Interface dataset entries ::
>>>

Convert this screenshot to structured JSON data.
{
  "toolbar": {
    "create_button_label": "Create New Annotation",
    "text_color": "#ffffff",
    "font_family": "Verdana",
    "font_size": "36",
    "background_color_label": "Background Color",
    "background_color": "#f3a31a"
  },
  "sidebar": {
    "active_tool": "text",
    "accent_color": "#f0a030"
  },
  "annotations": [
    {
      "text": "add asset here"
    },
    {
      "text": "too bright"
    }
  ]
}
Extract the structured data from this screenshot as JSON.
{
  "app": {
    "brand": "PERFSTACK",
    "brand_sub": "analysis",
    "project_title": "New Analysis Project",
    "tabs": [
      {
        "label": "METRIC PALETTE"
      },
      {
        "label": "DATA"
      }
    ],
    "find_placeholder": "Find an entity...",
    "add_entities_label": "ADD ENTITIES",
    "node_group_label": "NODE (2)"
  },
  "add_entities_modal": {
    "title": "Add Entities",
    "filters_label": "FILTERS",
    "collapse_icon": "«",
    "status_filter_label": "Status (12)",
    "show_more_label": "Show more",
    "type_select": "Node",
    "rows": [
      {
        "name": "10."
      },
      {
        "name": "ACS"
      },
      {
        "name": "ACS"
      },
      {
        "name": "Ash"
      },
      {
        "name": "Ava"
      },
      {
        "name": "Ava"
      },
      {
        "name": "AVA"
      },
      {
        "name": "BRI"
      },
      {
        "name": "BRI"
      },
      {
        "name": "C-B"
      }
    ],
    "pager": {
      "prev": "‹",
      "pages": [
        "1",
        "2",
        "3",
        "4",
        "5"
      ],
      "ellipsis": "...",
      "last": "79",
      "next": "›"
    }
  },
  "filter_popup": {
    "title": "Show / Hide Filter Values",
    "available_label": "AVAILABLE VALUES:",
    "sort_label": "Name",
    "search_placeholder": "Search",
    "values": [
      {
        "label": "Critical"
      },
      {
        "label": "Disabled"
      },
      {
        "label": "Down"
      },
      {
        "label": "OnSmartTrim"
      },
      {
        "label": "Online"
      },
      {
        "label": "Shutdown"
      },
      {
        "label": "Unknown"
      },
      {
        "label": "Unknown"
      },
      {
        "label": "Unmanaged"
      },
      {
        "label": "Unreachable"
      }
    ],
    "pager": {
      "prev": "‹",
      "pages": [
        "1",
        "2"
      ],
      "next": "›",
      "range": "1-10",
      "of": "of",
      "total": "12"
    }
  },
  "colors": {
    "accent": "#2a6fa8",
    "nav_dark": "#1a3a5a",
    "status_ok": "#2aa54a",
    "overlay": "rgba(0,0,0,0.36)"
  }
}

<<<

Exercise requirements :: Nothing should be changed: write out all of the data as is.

Answer space ::
Convert this screenshot to structured JSON data.
{
  "toolbar": {
    "create_button_label": "Create New Annotation",
    "text_color": "#ffffff",
    "font_family": "Verdana",
    "font_size": "36",
    "background_color_label": "Background Color",
    "background_color": "#f3a31a"
  },
  "sidebar": {
    "active_tool": "text",
    "accent_color": "#f0a030"
  },
  "annotations": [
    {
      "text": "add asset here"
    },
    {
      "text": "too bright"
    }
  ]
}
Extract the structured data from this screenshot as JSON.
{
  "app": {
    "brand": "PERFSTACK",
    "brand_sub": "analysis",
    "project_title": "New Analysis Project",
    "tabs": [
      {
        "label": "METRIC PALETTE"
      },
      {
        "label": "DATA"
      }
    ],
    "find_placeholder": "Find an entity...",
    "add_entities_label": "ADD ENTITIES",
    "node_group_label": "NODE (2)"
  },
  "add_entities_modal": {
    "title": "Add Entities",
    "filters_label": "FILTERS",
    "collapse_icon": "«",
    "status_filter_label": "Status (12)",
    "show_more_label": "Show more",
    "type_select": "Node",
    "rows": [
      {
        "name": "10."
      },
      {
        "name": "ACS"
      },
      {
        "name": "ACS"
      },
      {
        "name": "Ash"
      },
      {
        "name": "Ava"
      },
      {
        "name": "Ava"
      },
      {
        "name": "AVA"
      },
      {
        "name": "BRI"
      },
      {
        "name": "BRI"
      },
      {
        "name": "C-B"
      }
    ],
    "pager": {
      "prev": "‹",
      "pages": [
        "1",
        "2",
        "3",
        "4",
        "5"
      ],
      "ellipsis": "...",
      "last": "79",
      "next": "›"
    }
  },
  "filter_popup": {
    "title": "Show / Hide Filter Values",
    "available_label": "AVAILABLE VALUES:",
    "sort_label": "Name",
    "search_placeholder": "Search",
    "values": [
      {
        "label": "Critical"
      },
      {
        "label": "Disabled"
      },
      {
        "label": "Down"
      },
      {
        "label": "OnSmartTrim"
      },
      {
        "label": "Online"
      },
      {
        "label": "Shutdown"
      },
      {
        "label": "Unknown"
      },
      {
        "label": "Unknown"
      },
      {
        "label": "Unmanaged"
      },
      {
        "label": "Unreachable"
      }
    ],
    "pager": {
      "prev": "‹",
      "pages": [
        "1",
        "2"
      ],
      "next": "›",
      "range": "1-10",
      "of": "of",
      "total": "12"
    }
  },
  "colors": {
    "accent": "#2a6fa8",
    "nav_dark": "#1a3a5a",
    "status_ok": "#2aa54a",
    "overlay": "rgba(0,0,0,0.36)"
  }
}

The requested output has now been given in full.